Today’s activists are as likely to sit in front of screens as they are to march in the streets carrying signs, but their efforts are no less sincere and their causes no less important. What is so-called hacktivism and where is it leading us? The experts weigh in.
Hacking for good
Hacktivism has gotten a lot of attention lately with stories about WikiLeaks, the NSA scandal, the Arab Spring, and networks like Anonymous. Perspectives on hacktivism are shifting from negative to positive, and hacking itself tends to be less related to criminal activities and more and more utilized as a medium for expression.
What is hacktivism?
A combination of the words hacker and activism, hacktivism is “the act of hacking, or breaking into a computer system, for a politically or socially motivated purpose,” according to Margaret Rouse of WhatIs.com.
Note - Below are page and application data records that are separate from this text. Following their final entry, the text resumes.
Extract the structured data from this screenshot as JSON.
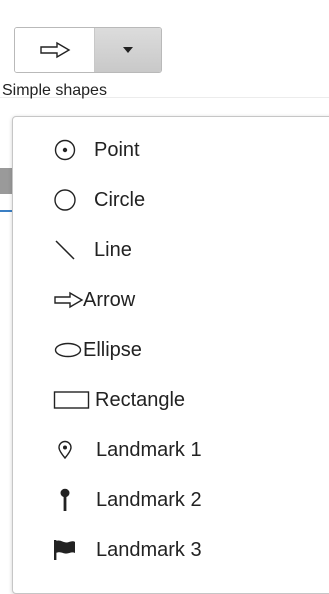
{
  "toolbar": {
    "selected_shape_icon": "arrow-icon",
    "dropdown_icon": "caret-down-icon",
    "caption": "Simple shapes"
  },
  "menu": {
    "items": [
      {
        "label": "Point",
        "icon": "point-icon"
      },
      {
        "label": "Circle",
        "icon": "circle-icon"
      },
      {
        "label": "Line",
        "icon": "line-icon"
      },
      {
        "label": "Arrow",
        "icon": "arrow-icon"
      },
      {
        "label": "Ellipse",
        "icon": "ellipse-icon"
      },
      {
        "label": "Rectangle",
        "icon": "rectangle-icon"
      },
      {
        "label": "Landmark 1",
        "icon": "landmark-pin-icon"
      },
      {
        "label": "Landmark 2",
        "icon": "landmark-pushpin-icon"
      },
      {
        "label": "Landmark 3",
        "icon": "landmark-flag-icon"
      }
    ]
  },
  "colors": {
    "accent": "#3b7fc4",
    "text": "#222222",
    "border": "#c6c6c6"
  }
}
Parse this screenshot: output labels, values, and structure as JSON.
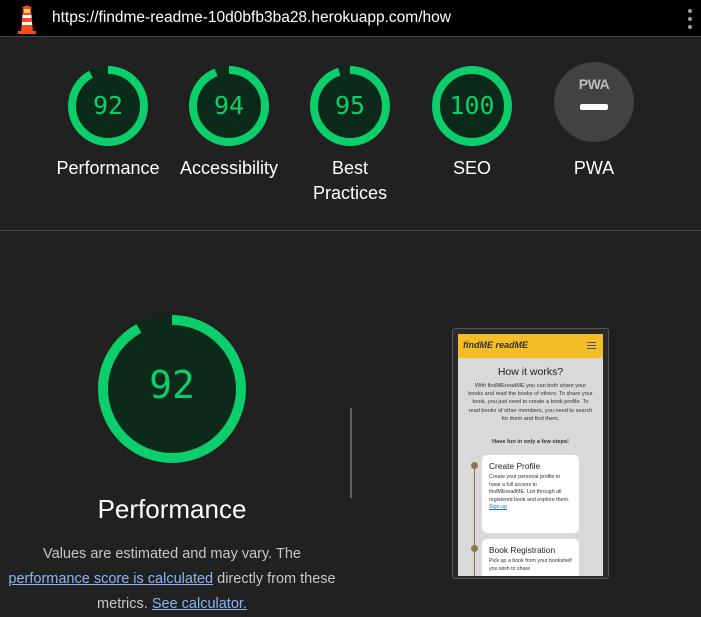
{
  "topbar": {
    "url": "https://findme-readme-10d0bfb3ba28.herokuapp.com/how",
    "logo_icon": "lighthouse-icon",
    "menu_icon": "kebab-menu-icon"
  },
  "scores": [
    {
      "label": "Performance",
      "value": "92",
      "fraction": 0.92
    },
    {
      "label": "Accessibility",
      "value": "94",
      "fraction": 0.94
    },
    {
      "label": "Best Practices",
      "value": "95",
      "fraction": 0.95
    },
    {
      "label": "SEO",
      "value": "100",
      "fraction": 1.0
    }
  ],
  "pwa": {
    "badge": "PWA",
    "label": "PWA"
  },
  "colors": {
    "pass": "#0cce6b",
    "pass_bg": "#0b2a1a",
    "link": "#8ab4f8",
    "background": "#212121"
  },
  "detail": {
    "score": "92",
    "fraction": 0.92,
    "title": "Performance",
    "desc_prefix": "Values are estimated and may vary. The",
    "link_score": "performance score is calculated",
    "desc_middle": "directly from these metrics.",
    "link_calculator": "See calculator."
  },
  "screenshot": {
    "logo": "findME readME",
    "heading": "How it works?",
    "intro": "With findMEreadME you can both share your books and read the books of others. To share your book, you just need to create a book profile. To read books of other members, you need to search for them and find them.",
    "tagline": "Have fun in only a few steps!",
    "cards": [
      {
        "title": "Create Profile",
        "text": "Create your personal profile to have a full access to findMEreadME. List through all registered book and explore them.",
        "link": "Sign up"
      },
      {
        "title": "Book Registration",
        "text": "Pick up a book from your bookshelf you wish to share",
        "link": ""
      }
    ]
  }
}
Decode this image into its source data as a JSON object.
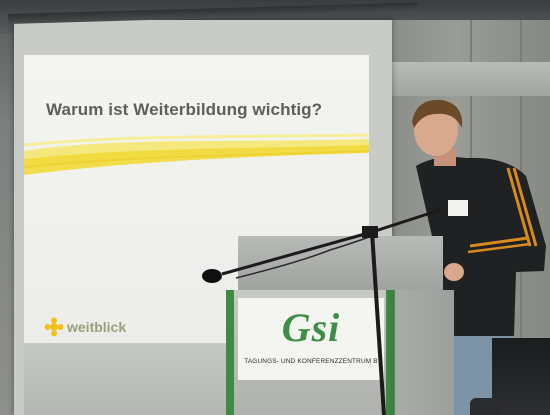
{
  "slide": {
    "title": "Warum ist Weiterbildung wichtig?",
    "logo_text": "weitblick",
    "accent_color": "#f2d93a"
  },
  "lectern_sign": {
    "logo": "Gsi",
    "caption": "TAGUNGS- UND KONFERENZZENTRUM B",
    "brand_color": "#3f8e47"
  }
}
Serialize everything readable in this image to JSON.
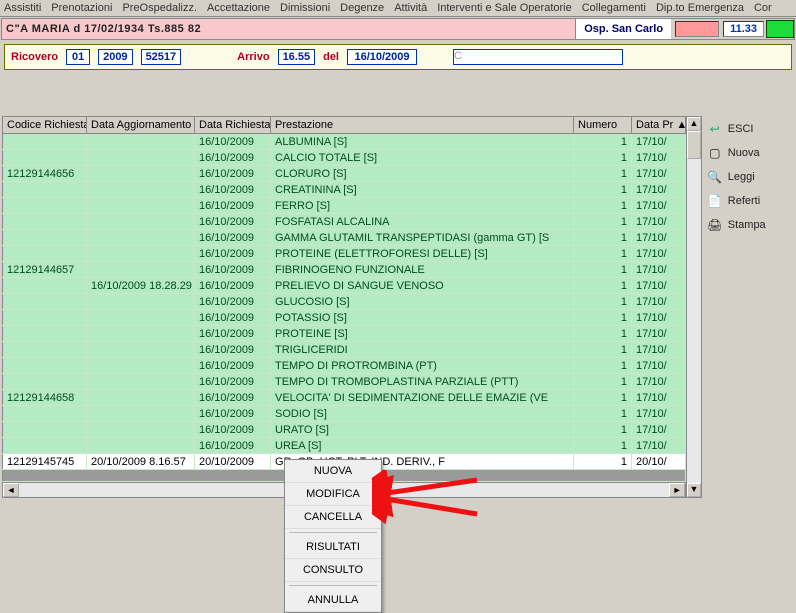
{
  "menu": [
    "Assistiti",
    "Prenotazioni",
    "PreOspedalizz.",
    "Accettazione",
    "Dimissioni",
    "Degenze",
    "Attività",
    "Interventi e Sale Operatorie",
    "Collegamenti",
    "Dip.to Emergenza",
    "Cor"
  ],
  "patient_header": "C\"A     MARIA               d  17/02/1934    Ts.885 82",
  "osp": "Osp. San Carlo",
  "clock": "11.33",
  "ricovero": {
    "label": "Ricovero",
    "num1": "01",
    "num2": "2009",
    "num3": "52517",
    "arrivo_label": "Arrivo",
    "arrivo": "16.55",
    "del_label": "del",
    "del": "16/10/2009",
    "patient": "C                       "
  },
  "columns": [
    "Codice Richiesta",
    "Data Aggiornamento",
    "Data  Richiesta",
    "Prestazione",
    "Numero",
    "Data Pr"
  ],
  "rows": [
    {
      "g": 1,
      "cod": "",
      "agg": "",
      "data": "16/10/2009",
      "prest": "ALBUMINA [S]",
      "num": "1",
      "dp": "17/10/"
    },
    {
      "g": 1,
      "cod": "",
      "agg": "",
      "data": "16/10/2009",
      "prest": "CALCIO TOTALE [S]",
      "num": "1",
      "dp": "17/10/"
    },
    {
      "g": 1,
      "cod": "12129144656",
      "agg": "",
      "data": "16/10/2009",
      "prest": "CLORURO [S]",
      "num": "1",
      "dp": "17/10/"
    },
    {
      "g": 1,
      "cod": "",
      "agg": "",
      "data": "16/10/2009",
      "prest": "CREATININA [S]",
      "num": "1",
      "dp": "17/10/"
    },
    {
      "g": 1,
      "cod": "",
      "agg": "",
      "data": "16/10/2009",
      "prest": "FERRO [S]",
      "num": "1",
      "dp": "17/10/"
    },
    {
      "g": 1,
      "cod": "",
      "agg": "",
      "data": "16/10/2009",
      "prest": "FOSFATASI ALCALINA",
      "num": "1",
      "dp": "17/10/"
    },
    {
      "g": 1,
      "cod": "",
      "agg": "",
      "data": "16/10/2009",
      "prest": "GAMMA GLUTAMIL TRANSPEPTIDASI (gamma GT) [S",
      "num": "1",
      "dp": "17/10/"
    },
    {
      "g": 1,
      "cod": "",
      "agg": "",
      "data": "16/10/2009",
      "prest": "PROTEINE (ELETTROFORESI DELLE) [S]",
      "num": "1",
      "dp": "17/10/"
    },
    {
      "g": 1,
      "cod": "12129144657",
      "agg": "",
      "data": "16/10/2009",
      "prest": "FIBRINOGENO FUNZIONALE",
      "num": "1",
      "dp": "17/10/"
    },
    {
      "g": 1,
      "cod": "",
      "agg": "16/10/2009 18.28.29",
      "data": "16/10/2009",
      "prest": "PRELIEVO DI SANGUE VENOSO",
      "num": "1",
      "dp": "17/10/"
    },
    {
      "g": 1,
      "cod": "",
      "agg": "",
      "data": "16/10/2009",
      "prest": "GLUCOSIO [S]",
      "num": "1",
      "dp": "17/10/"
    },
    {
      "g": 1,
      "cod": "",
      "agg": "",
      "data": "16/10/2009",
      "prest": "POTASSIO [S]",
      "num": "1",
      "dp": "17/10/"
    },
    {
      "g": 1,
      "cod": "",
      "agg": "",
      "data": "16/10/2009",
      "prest": "PROTEINE [S]",
      "num": "1",
      "dp": "17/10/"
    },
    {
      "g": 1,
      "cod": "",
      "agg": "",
      "data": "16/10/2009",
      "prest": "TRIGLICERIDI",
      "num": "1",
      "dp": "17/10/"
    },
    {
      "g": 1,
      "cod": "",
      "agg": "",
      "data": "16/10/2009",
      "prest": "TEMPO DI PROTROMBINA (PT)",
      "num": "1",
      "dp": "17/10/"
    },
    {
      "g": 1,
      "cod": "",
      "agg": "",
      "data": "16/10/2009",
      "prest": "TEMPO DI TROMBOPLASTINA PARZIALE (PTT)",
      "num": "1",
      "dp": "17/10/"
    },
    {
      "g": 1,
      "cod": "12129144658",
      "agg": "",
      "data": "16/10/2009",
      "prest": "VELOCITA' DI SEDIMENTAZIONE DELLE EMAZIE (VE",
      "num": "1",
      "dp": "17/10/"
    },
    {
      "g": 1,
      "cod": "",
      "agg": "",
      "data": "16/10/2009",
      "prest": "SODIO [S]",
      "num": "1",
      "dp": "17/10/"
    },
    {
      "g": 1,
      "cod": "",
      "agg": "",
      "data": "16/10/2009",
      "prest": "URATO [S]",
      "num": "1",
      "dp": "17/10/"
    },
    {
      "g": 1,
      "cod": "",
      "agg": "",
      "data": "16/10/2009",
      "prest": "UREA [S]",
      "num": "1",
      "dp": "17/10/"
    },
    {
      "g": 0,
      "cod": "12129145745",
      "agg": "20/10/2009 8.16.57",
      "data": "20/10/2009",
      "prest": "             GR, GB, HCT, PLT, IND. DERIV., F",
      "num": "1",
      "dp": "20/10/"
    }
  ],
  "sidebar": [
    {
      "icon": "↩",
      "label": "ESCI",
      "name": "esci"
    },
    {
      "icon": "▢",
      "label": "Nuova",
      "name": "nuova"
    },
    {
      "icon": "🔍",
      "label": "Leggi",
      "name": "leggi"
    },
    {
      "icon": "📄",
      "label": "Referti",
      "name": "referti"
    },
    {
      "icon": "🖨",
      "label": "Stampa",
      "name": "stampa"
    }
  ],
  "context_menu": [
    "NUOVA",
    "MODIFICA",
    "CANCELLA",
    "",
    "RISULTATI",
    "CONSULTO",
    "",
    "ANNULLA"
  ]
}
The history of hacktivism shows that the first digital activities leading to the disclosure of secret information were spearheaded by the hacker collective The Cult of Dead Cow in the 1980s. This and other networks aimed to keep citizens informed by increasing their knowledge of political and social issues.
Today, the Anonymous movement is one of the strongest international networks. Certainly since their 2008 “Message to Scientology” video against the Church, they have imposed themselves at the forefront of hacktivism and taken the Internet as their combat ground. “Their main actions consist of responding to any attempt to regulate the Internet,” as François Paget explains.
Ingredients for hacktivism
Hacktivism is built on an ecosystem of people, places, and ideas. These include:
According to TechTerms.com, a hacker is “someone who can gain unauthorized access to other computers.” But there is a fundamental distinction to be made between so-called white hat and black hat hackers. Techopedia explains: “A white hat hacker is a computer security specialist who breaks into protected systems and networks to test and assess their security. White hat hackers use their skills to improve security by exposing vulnerabilities before malicious hackers (known as black hat hackers) can detect and exploit them.”
Noisebridge, a famous hackerspace in the Mission District of San Francisco, defines hackerspaces (sometimes also called maker spaces) as “community-operated physical places where people can meet and work on their projects.” These spaces welcome everyone and allow for people to gather and take action around similar interests. Noisebridge runs a Tor exit node to enable online anonymity.
Wikipedia refers to a hackathon, typically lasting between a day and a week, as a gathering in which computer programmers and others in software development, including designers, collaborate intensively on software projects (though occasionally there is also a hardware component). This video exemplifies a hackathon.
What’s next for hacktivism?
We asked five experts to weigh in on the future of hacktivism and what it means for their field.
Read more about projects related to security and privacy and join the conversation on hacktivism on July 10, 2014, at swissnex San Francisco during a discussion with Swiss artists and hacktivists !Mediengruppe Bitnik; April Glaser, of the Electronic Frontier Foundation; Andy Isaacson of Noisebridge; Thomas Maillart, SNF Fellow at UC Berkeley School of Information; and more.
Featured image is the parcel equipped with a camera !Mediengruppe Bitnik sent to WikiLeaks founder Julian Assange at the Ecuadorian Embassy in London.